Since then, the City of Oakland has worked hard, alongside dedicated residents and the Lake Merritt Institute, in improving the health of the Lake. Several large water fountains were installed to get more oxygen into the water to support aquatic species. The City, thanks to local funding approved by Oakland voters, has completed an historic project to take out the old culverts, widen the channel connecting the Lake to the Bay, re-design the nearby roadways to slow traffic and increase parkland, and carve out 3 acres of new wetlands. (Click here to read our blog on the history of Lake Merritt and learn more about the major projects underway)

However, future wetland restoration around Lake Merritt is limited by the highly urbanized shoreline – the fact that so much of the former mudflat and tidal marsh areas have been filled in and developed.

Rather than let the constraints stop continued progress on bringing back the health of the Lake, staff with the City of Oakland are currently designing a large track of floating wetlands –similar to those developed in Baltimore’s Inner Harbor – to be installed in the Lake in years to come. While staffers are still determining the size, plants and anchoring material, early visualizations show a long, curved expanse of marsh, floating along the shoreline of the Lake near stormwater outfalls.

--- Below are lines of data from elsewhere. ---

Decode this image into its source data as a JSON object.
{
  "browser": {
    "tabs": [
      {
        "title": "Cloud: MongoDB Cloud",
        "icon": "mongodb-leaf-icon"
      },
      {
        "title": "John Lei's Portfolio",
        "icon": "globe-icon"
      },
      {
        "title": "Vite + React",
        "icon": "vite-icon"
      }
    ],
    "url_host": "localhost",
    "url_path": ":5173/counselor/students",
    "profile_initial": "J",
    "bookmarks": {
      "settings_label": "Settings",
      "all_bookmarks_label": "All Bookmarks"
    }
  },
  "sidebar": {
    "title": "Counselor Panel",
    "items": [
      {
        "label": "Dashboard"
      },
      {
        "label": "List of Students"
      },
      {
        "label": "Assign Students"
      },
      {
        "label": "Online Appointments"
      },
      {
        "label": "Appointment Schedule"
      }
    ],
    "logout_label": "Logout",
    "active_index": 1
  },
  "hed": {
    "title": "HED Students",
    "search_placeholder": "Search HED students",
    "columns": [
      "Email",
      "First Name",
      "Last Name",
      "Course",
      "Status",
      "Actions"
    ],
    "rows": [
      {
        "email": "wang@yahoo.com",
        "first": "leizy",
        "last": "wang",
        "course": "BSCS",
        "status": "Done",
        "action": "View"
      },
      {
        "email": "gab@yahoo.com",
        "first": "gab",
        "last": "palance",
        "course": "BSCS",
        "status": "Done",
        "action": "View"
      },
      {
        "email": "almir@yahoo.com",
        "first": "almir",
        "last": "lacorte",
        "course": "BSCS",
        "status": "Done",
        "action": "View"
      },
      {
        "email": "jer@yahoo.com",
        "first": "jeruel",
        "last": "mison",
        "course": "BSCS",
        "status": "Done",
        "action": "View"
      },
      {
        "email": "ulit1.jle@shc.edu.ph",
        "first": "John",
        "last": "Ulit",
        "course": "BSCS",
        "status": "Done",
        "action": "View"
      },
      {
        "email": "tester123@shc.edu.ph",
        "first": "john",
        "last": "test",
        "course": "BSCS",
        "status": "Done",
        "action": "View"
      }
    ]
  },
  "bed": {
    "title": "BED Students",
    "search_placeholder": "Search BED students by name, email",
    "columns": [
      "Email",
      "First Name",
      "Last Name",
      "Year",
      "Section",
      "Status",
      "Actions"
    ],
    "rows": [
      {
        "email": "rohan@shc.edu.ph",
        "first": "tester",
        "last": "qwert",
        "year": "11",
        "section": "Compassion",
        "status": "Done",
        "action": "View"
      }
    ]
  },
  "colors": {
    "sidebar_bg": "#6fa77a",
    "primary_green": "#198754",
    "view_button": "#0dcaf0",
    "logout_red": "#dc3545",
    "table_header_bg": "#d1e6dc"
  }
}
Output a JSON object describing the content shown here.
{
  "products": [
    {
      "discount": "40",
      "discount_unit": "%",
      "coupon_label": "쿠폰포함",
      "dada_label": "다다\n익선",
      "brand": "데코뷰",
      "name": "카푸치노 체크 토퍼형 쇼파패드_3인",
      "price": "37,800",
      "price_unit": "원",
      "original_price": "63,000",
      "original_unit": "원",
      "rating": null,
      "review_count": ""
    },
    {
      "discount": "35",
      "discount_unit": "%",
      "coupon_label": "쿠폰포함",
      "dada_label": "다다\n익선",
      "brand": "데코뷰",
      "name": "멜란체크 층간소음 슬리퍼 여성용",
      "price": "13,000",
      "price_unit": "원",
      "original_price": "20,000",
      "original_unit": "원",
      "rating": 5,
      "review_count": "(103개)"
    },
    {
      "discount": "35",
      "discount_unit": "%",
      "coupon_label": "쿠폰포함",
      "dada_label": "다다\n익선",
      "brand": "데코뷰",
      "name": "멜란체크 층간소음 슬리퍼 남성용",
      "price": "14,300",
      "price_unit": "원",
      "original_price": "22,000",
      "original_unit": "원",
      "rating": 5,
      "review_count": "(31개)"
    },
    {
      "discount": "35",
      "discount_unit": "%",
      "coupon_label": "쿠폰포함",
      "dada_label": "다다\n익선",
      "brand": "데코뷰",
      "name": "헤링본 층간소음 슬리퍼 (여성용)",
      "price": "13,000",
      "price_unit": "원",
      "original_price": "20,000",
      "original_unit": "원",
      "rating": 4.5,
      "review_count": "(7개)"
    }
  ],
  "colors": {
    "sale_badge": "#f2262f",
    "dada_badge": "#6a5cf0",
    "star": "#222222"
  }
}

Rebecca Tuden, Watershed Specialist with the City of Oakland, notes that they are currently looking at this as a pilot program, which should provide benefits to water quality including improved oxygen and the uptake of harmful pollutants that make their way to the Lake from city streets. The floating wetland would also offer habitat for benthic species – critters at the base of the food web that support fish, birds and other wildlife.

While floating wetlands will never replace the need to restore our natural shorelines, we are encouraged by their potential benefits to water quality and species at the base of the food system, and most importantly, the educational value they provide for local communities. If we can begin to think about our local waterways as an exciting ecosystem full of opportunities for improvement, rather than a trash-filled cesspool, that will make a big difference for what our Bay’s future looks like.

This Sunday, the City of Oakland is teaming up with the Measure DD Community Coalition, Walk Oakland Bike Oakland, the East Bay Bicycle Coalition and others to organize “Love Our Lake Day” – a celebration of the grand opening of the new trails, wetlands, and re-configured roadways at Lake Merritt. 3 miles of streets around Lake Merritt will be closed to car traffic, allowing walkers and bikers to enjoy the improvements to the area. Visits www.LoveOurLakeDay.com for more information, and make sure to stop by the Save The Bay table in Snow Park!